Change is often much slower than hoped for, and more painful than anticipated. In the end, you may be left with feelings of frustration and dismay rather than the benefits you hoped for. How can we make change–whether it’s adopting Scrum at the team level, or agile at the enterprise level–more successful, and more enlivening?
Through my work with many organizations, I’ve distilled principles for successful transformation into Six Rules for Change. These principles address both the complexity of the organization and the complexity of the human experience of change. They provide a set of touch-points to guide Change Artists as they support and enable change in their organizations.
* Center yourself, consider the context and your connection to the people who are being asked to change.
* Honor what is valuable about the past and what is working now. Honor the human experience of change.
* Assess what is possible from where you stand, and who will work with you.
* Assess the trust and advice networks in your organization. Weave intentional networks. Don’t rely only on the formal hierarchy.

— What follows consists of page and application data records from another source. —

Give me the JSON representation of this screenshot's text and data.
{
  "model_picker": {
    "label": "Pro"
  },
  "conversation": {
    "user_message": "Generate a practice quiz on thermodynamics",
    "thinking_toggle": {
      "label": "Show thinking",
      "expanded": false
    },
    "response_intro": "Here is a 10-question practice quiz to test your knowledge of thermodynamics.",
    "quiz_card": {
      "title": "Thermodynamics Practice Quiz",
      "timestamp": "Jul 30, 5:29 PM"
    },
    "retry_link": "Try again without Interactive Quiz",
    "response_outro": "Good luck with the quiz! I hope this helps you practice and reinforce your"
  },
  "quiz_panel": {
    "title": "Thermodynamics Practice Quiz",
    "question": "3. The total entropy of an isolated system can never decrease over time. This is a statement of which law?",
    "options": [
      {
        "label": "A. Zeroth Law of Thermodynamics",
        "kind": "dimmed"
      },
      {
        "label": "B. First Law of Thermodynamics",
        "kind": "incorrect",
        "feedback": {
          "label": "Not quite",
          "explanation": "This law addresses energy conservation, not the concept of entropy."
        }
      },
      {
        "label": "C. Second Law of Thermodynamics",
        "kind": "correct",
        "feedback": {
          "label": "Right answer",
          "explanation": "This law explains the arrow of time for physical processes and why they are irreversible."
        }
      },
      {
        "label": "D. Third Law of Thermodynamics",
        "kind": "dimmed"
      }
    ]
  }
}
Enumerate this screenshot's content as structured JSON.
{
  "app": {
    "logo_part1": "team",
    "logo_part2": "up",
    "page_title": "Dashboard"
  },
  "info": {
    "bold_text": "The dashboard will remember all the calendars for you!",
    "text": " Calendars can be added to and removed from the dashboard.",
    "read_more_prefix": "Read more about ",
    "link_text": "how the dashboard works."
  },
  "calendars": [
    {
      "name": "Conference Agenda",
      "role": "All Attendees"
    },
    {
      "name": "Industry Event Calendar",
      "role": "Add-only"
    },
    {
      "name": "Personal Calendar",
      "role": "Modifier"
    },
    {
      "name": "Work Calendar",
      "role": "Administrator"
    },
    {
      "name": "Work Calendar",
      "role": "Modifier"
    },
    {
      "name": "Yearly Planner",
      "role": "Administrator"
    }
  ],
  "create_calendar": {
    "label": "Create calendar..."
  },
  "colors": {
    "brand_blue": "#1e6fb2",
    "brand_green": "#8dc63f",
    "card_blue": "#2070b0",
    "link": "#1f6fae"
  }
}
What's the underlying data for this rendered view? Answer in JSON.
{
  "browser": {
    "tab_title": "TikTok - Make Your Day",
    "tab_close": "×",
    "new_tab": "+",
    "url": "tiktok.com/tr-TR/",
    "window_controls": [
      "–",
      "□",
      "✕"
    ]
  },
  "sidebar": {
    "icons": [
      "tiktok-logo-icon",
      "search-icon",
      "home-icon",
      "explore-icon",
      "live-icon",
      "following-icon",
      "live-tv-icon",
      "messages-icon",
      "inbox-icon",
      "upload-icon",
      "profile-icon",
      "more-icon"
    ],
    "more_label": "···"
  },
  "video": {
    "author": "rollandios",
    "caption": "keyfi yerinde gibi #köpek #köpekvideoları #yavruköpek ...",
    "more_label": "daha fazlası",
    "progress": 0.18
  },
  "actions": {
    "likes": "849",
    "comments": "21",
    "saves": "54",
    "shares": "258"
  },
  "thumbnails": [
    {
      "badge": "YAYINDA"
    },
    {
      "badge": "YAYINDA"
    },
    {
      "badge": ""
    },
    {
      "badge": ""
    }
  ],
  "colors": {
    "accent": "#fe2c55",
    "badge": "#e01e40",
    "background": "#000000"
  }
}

* Guide the change, and consider what aspects can evolve locally and where global principles apply.
* Design experiments and evaluate results. Big changes scare people. Experiments help people practice and learn.
Following the principles in the Six Rules for Change can dramatically improve the chance the change you want will stick.